For this exercise, retype all the data exactly and exclude every image.

───── Entries shown ─────

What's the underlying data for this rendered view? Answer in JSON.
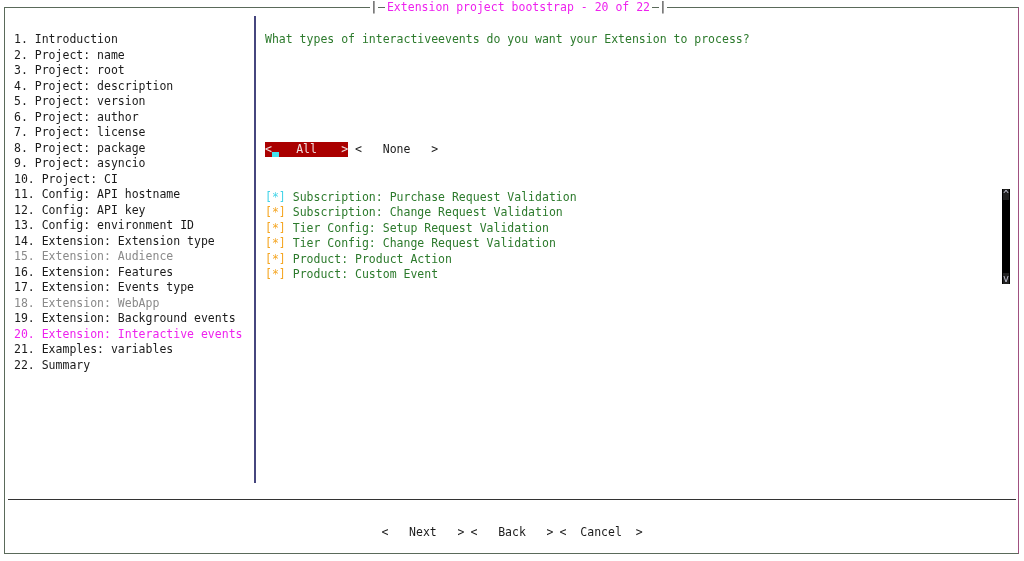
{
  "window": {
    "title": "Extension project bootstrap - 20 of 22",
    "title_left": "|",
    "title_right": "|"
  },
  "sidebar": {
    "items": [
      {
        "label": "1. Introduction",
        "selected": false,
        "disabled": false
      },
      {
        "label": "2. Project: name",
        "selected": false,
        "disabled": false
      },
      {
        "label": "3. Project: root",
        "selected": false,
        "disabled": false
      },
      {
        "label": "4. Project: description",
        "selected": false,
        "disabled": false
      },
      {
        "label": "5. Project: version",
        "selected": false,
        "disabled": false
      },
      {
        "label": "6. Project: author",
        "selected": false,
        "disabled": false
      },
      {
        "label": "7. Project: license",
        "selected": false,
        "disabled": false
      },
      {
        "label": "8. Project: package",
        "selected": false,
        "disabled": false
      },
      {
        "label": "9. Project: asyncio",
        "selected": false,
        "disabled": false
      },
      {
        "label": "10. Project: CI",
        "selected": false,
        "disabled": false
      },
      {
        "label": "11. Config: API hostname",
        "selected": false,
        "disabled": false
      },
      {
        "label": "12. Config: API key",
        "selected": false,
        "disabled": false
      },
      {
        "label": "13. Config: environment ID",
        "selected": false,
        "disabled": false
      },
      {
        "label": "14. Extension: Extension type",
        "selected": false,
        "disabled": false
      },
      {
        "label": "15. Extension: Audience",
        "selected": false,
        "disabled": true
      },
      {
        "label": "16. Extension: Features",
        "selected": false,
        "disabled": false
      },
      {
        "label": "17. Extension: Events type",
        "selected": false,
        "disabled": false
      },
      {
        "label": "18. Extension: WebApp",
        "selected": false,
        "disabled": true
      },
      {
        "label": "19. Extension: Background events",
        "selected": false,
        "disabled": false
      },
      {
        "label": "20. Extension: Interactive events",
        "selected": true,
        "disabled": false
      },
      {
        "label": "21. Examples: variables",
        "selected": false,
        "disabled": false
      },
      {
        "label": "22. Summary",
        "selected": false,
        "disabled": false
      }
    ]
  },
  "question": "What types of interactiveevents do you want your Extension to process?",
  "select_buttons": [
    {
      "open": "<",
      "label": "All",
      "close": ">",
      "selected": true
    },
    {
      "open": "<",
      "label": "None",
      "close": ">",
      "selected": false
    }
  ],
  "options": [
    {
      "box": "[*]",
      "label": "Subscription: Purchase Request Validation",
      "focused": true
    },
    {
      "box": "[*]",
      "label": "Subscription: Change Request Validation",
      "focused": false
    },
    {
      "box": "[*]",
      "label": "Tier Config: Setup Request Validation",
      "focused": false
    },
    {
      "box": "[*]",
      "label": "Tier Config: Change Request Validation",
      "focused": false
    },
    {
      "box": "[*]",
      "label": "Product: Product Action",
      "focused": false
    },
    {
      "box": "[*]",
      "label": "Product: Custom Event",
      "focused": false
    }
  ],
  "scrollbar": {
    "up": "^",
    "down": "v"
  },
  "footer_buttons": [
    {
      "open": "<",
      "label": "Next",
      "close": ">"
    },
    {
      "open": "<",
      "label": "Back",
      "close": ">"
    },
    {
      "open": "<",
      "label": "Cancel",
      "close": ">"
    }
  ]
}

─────

Result for this task -
What's the underlying data for this rendered view? Answer in JSON.
{
  "window": {
    "title": "Extension project bootstrap - 20 of 22",
    "title_left": "|",
    "title_right": "|"
  },
  "sidebar": {
    "items": [
      {
        "label": "1. Introduction",
        "selected": false,
        "disabled": false
      },
      {
        "label": "2. Project: name",
        "selected": false,
        "disabled": false
      },
      {
        "label": "3. Project: root",
        "selected": false,
        "disabled": false
      },
      {
        "label": "4. Project: description",
        "selected": false,
        "disabled": false
      },
      {
        "label": "5. Project: version",
        "selected": false,
        "disabled": false
      },
      {
        "label": "6. Project: author",
        "selected": false,
        "disabled": false
      },
      {
        "label": "7. Project: license",
        "selected": false,
        "disabled": false
      },
      {
        "label": "8. Project: package",
        "selected": false,
        "disabled": false
      },
      {
        "label": "9. Project: asyncio",
        "selected": false,
        "disabled": false
      },
      {
        "label": "10. Project: CI",
        "selected": false,
        "disabled": false
      },
      {
        "label": "11. Config: API hostname",
        "selected": false,
        "disabled": false
      },
      {
        "label": "12. Config: API key",
        "selected": false,
        "disabled": false
      },
      {
        "label": "13. Config: environment ID",
        "selected": false,
        "disabled": false
      },
      {
        "label": "14. Extension: Extension type",
        "selected": false,
        "disabled": false
      },
      {
        "label": "15. Extension: Audience",
        "selected": false,
        "disabled": true
      },
      {
        "label": "16. Extension: Features",
        "selected": false,
        "disabled": false
      },
      {
        "label": "17. Extension: Events type",
        "selected": false,
        "disabled": false
      },
      {
        "label": "18. Extension: WebApp",
        "selected": false,
        "disabled": true
      },
      {
        "label": "19. Extension: Background events",
        "selected": false,
        "disabled": false
      },
      {
        "label": "20. Extension: Interactive events",
        "selected": true,
        "disabled": false
      },
      {
        "label": "21. Examples: variables",
        "selected": false,
        "disabled": false
      },
      {
        "label": "22. Summary",
        "selected": false,
        "disabled": false
      }
    ]
  },
  "question": "What types of interactiveevents do you want your Extension to process?",
  "select_buttons": [
    {
      "open": "<",
      "label": "All",
      "close": ">",
      "selected": true
    },
    {
      "open": "<",
      "label": "None",
      "close": ">",
      "selected": false
    }
  ],
  "options": [
    {
      "box": "[*]",
      "label": "Subscription: Purchase Request Validation",
      "focused": true
    },
    {
      "box": "[*]",
      "label": "Subscription: Change Request Validation",
      "focused": false
    },
    {
      "box": "[*]",
      "label": "Tier Config: Setup Request Validation",
      "focused": false
    },
    {
      "box": "[*]",
      "label": "Tier Config: Change Request Validation",
      "focused": false
    },
    {
      "box": "[*]",
      "label": "Product: Product Action",
      "focused": false
    },
    {
      "box": "[*]",
      "label": "Product: Custom Event",
      "focused": false
    }
  ],
  "scrollbar": {
    "up": "^",
    "down": "v"
  },
  "footer_buttons": [
    {
      "open": "<",
      "label": "Next",
      "close": ">"
    },
    {
      "open": "<",
      "label": "Back",
      "close": ">"
    },
    {
      "open": "<",
      "label": "Cancel",
      "close": ">"
    }
  ]
}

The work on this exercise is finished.